Prime Minister John Key has announced measures aimed at reassuring parents they will not be criminalised for lightly smacking their children.
In a smacking referendum, almost 88% of those who voted said a smack as part of good parental correction should not be a criminal offence.
Mr Key says the Police and the Ministry of Social Development will lead a review of relevant policies and procedures.
It will include the referral process between police and Child, Youth and Family to identify any changes needed to ensure good parents are treated as Parliament intended.
Though he has repeatedly ruled out changing the law, Mr Key says police have been invited to report on a six-monthly or annual basis for the next three years on its operation.
The delivery of a report of data and trends and the effect of the law change will be brought forward to late September or early October.
Mr Key says the Cabinet has agreed that if future police data indicates a worrying tend, the law will be changed.
Kiwi Party leader Larry Baldock, who initiated the referendum, told Checkpoint it is outrageous that Mr Key can ignore 88% of the population.
"What the Prime Minister is afraid of is this very small minority of people - 11 percent - who have strong opinions about parents using any form of reasonable force to correct their children.
"He's bowing to their wishes instead of responding to the vast majority of New Zealanders who have said very clearly they don't want a smack to be a criminal offence."
Police don't expect changes
Deputy Police Commissioner Rob Pope says he does not expect the authorities' approach to complaints of smacking to change.
Mr Pope told Checkpoint he does not envisage the review prompting any changes to what is already happening.
"It's just another overlay, if you like, to work we've already undertaken and if that provides further reassurance to the public about the way that police are applying their discretion and their assessment of these cases, then that must be for the good."
Mr Pope says police have been exercising discretion over reports of light or remedial smacking since the law changed two years ago.
The $9 million referendum question asked: "Should a smack as part of good parental correction be a criminal offence in New Zealand?"

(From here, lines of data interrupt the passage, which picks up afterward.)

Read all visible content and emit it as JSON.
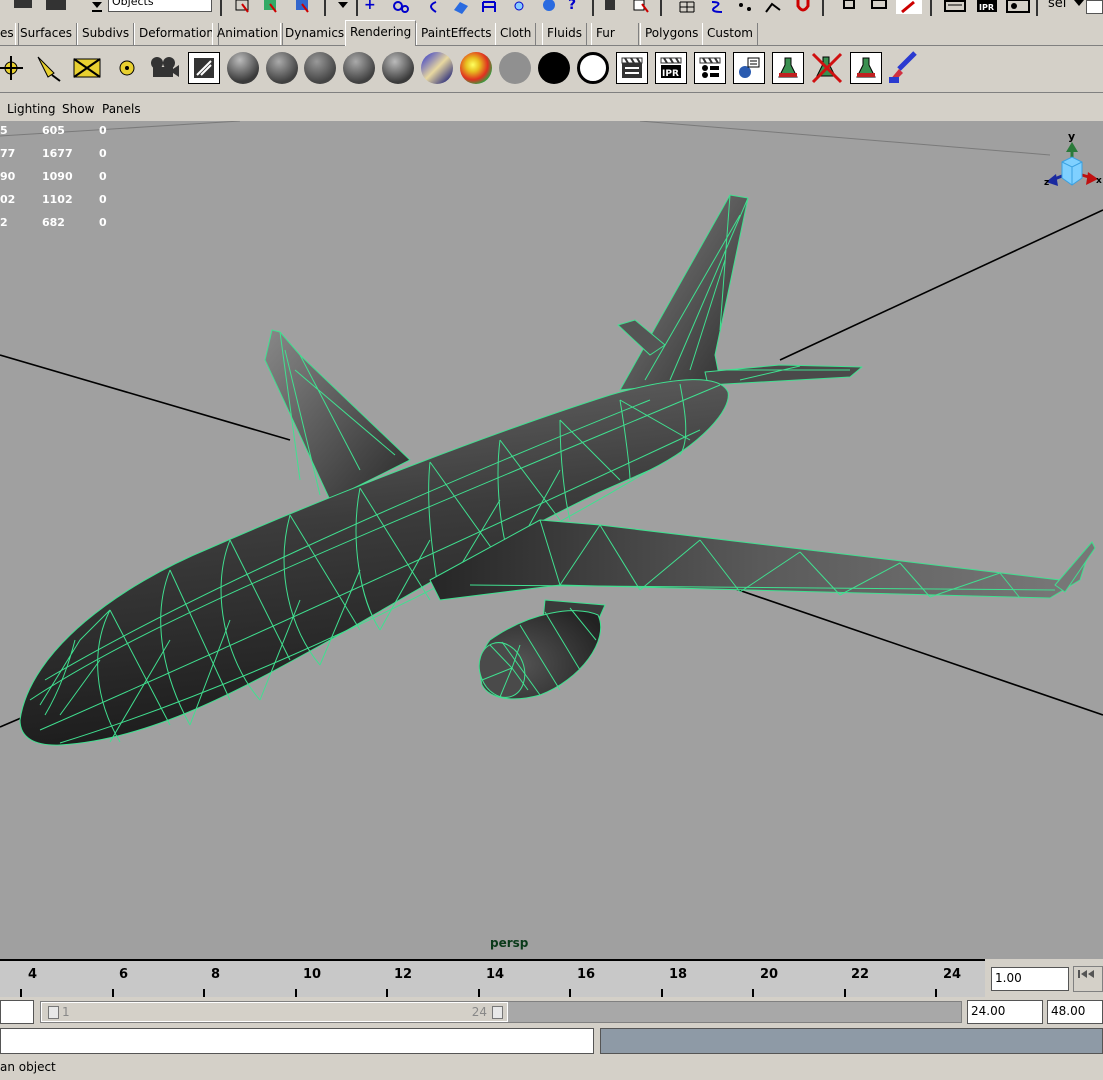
{
  "toolbar": {
    "mode_value": "Objects",
    "sel_label": "sel"
  },
  "shelf_tabs": [
    {
      "label": "es"
    },
    {
      "label": "Surfaces"
    },
    {
      "label": "Subdivs"
    },
    {
      "label": "Deformation"
    },
    {
      "label": "Animation"
    },
    {
      "label": "Dynamics"
    },
    {
      "label": "Rendering",
      "active": true
    },
    {
      "label": "PaintEffects"
    },
    {
      "label": "Cloth"
    },
    {
      "label": "Fluids"
    },
    {
      "label": "Fur"
    },
    {
      "label": "Polygons"
    },
    {
      "label": "Custom"
    }
  ],
  "shelf_icons": {
    "ipr_label": "IPR"
  },
  "panel_menu": {
    "lighting": "Lighting",
    "show": "Show",
    "panels": "Panels"
  },
  "hud_stats": [
    [
      "5",
      "605",
      "0"
    ],
    [
      "77",
      "1677",
      "0"
    ],
    [
      "90",
      "1090",
      "0"
    ],
    [
      "02",
      "1102",
      "0"
    ],
    [
      "2",
      "682",
      "0"
    ]
  ],
  "viewport": {
    "camera_label": "persp",
    "axis_y": "y",
    "axis_z": "z",
    "axis_x": "x"
  },
  "time_slider": {
    "tick_labels": [
      "4",
      "6",
      "8",
      "10",
      "12",
      "14",
      "16",
      "18",
      "20",
      "22",
      "24"
    ],
    "current_time": "1.00"
  },
  "range_slider": {
    "start_frame": "1",
    "end_frame": "24",
    "range_end": "24.00",
    "playback_end": "48.00"
  },
  "help_line": {
    "text": "an object"
  },
  "colors": {
    "viewport_bg": "#a0a0a0",
    "wireframe": "#40e090",
    "mesh_dark": "#3a3a3a",
    "ui_bg": "#d4d0c8"
  }
}
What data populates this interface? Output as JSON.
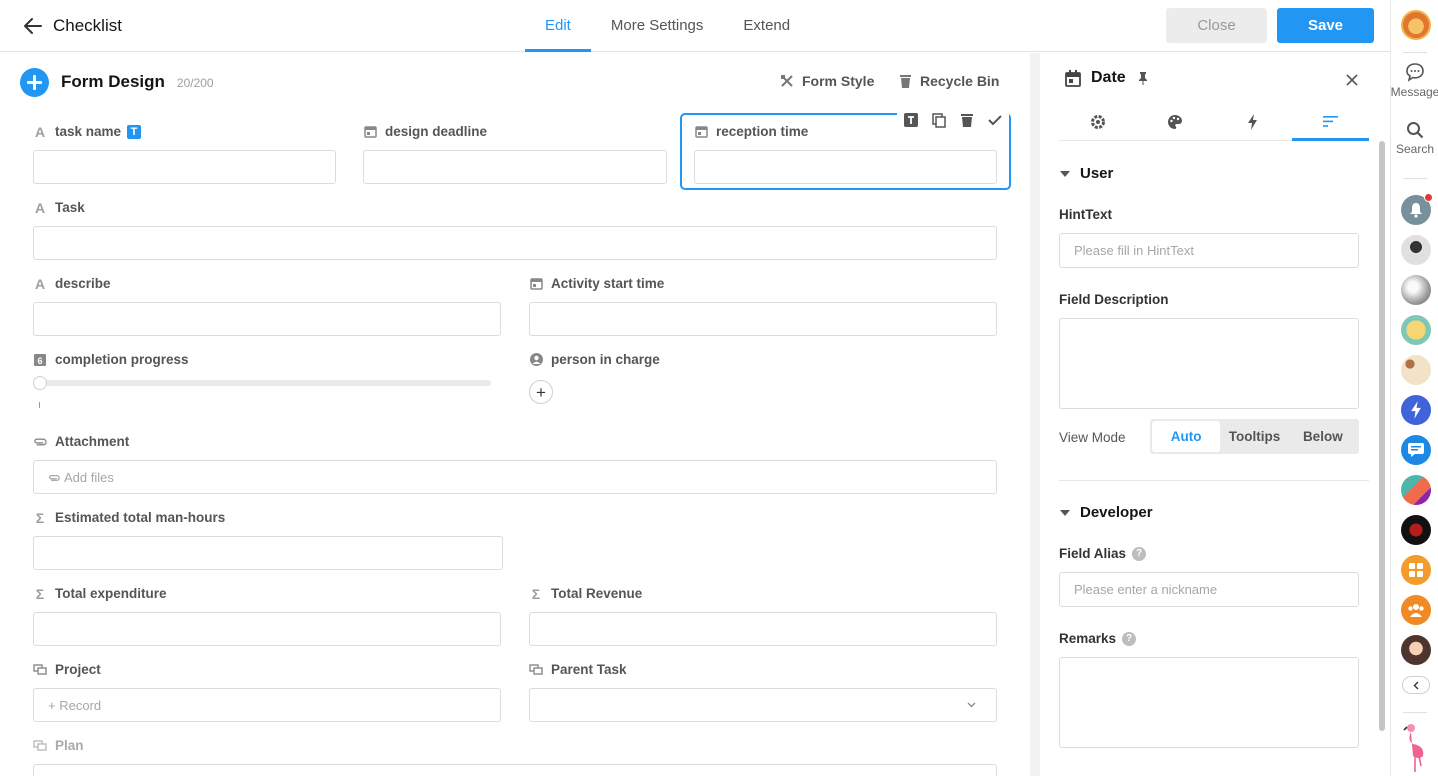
{
  "header": {
    "title": "Checklist",
    "tabs": [
      {
        "label": "Edit",
        "active": true
      },
      {
        "label": "More Settings",
        "active": false
      },
      {
        "label": "Extend",
        "active": false
      }
    ],
    "close_label": "Close",
    "save_label": "Save"
  },
  "form_design": {
    "title": "Form Design",
    "count": "20/200",
    "form_style_label": "Form Style",
    "recycle_bin_label": "Recycle Bin",
    "fields": {
      "task_name": {
        "label": "task name",
        "badge": "T"
      },
      "design_deadline": {
        "label": "design deadline"
      },
      "reception_time": {
        "label": "reception time"
      },
      "task": {
        "label": "Task"
      },
      "describe": {
        "label": "describe"
      },
      "activity_start_time": {
        "label": "Activity start time"
      },
      "completion_progress": {
        "label": "completion progress",
        "value": 0
      },
      "person_in_charge": {
        "label": "person in charge",
        "add_symbol": "+"
      },
      "attachment": {
        "label": "Attachment",
        "placeholder": "Add files"
      },
      "estimated_total_man_hours": {
        "label": "Estimated total man-hours"
      },
      "total_expenditure": {
        "label": "Total expenditure"
      },
      "total_revenue": {
        "label": "Total Revenue"
      },
      "project": {
        "label": "Project",
        "placeholder": "+ Record"
      },
      "parent_task": {
        "label": "Parent Task"
      },
      "plan": {
        "label": "Plan"
      }
    }
  },
  "right_panel": {
    "title": "Date",
    "tabs": [
      "settings-icon",
      "palette-icon",
      "bolt-icon",
      "sort-icon"
    ],
    "active_tab": 3,
    "user_section": {
      "title": "User",
      "hint_text_label": "HintText",
      "hint_text_placeholder": "Please fill in HintText",
      "field_description_label": "Field Description",
      "view_mode_label": "View Mode",
      "view_mode_options": [
        "Auto",
        "Tooltips",
        "Below"
      ],
      "view_mode_selected": "Auto"
    },
    "developer_section": {
      "title": "Developer",
      "field_alias_label": "Field Alias",
      "field_alias_placeholder": "Please enter a nickname",
      "remarks_label": "Remarks",
      "help_symbol": "?"
    }
  },
  "side_rail": {
    "message_label": "Message",
    "search_label": "Search"
  },
  "colors": {
    "accent": "#2196f3",
    "notification_dot": "#e53935"
  }
}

Preliminary results of the referendum, released on Friday night, show 1,420,959 voters (87.6%) said "No", while 191,495 (11.81%) answered "Yes" to the referendum question.
The referendum was organised by opponents of a change to Section 59 of the Crimes Act that prevents parents from using force against their children for the purposes of correction.
It allows a defence of reasonable force used in order to prevent harm to a child.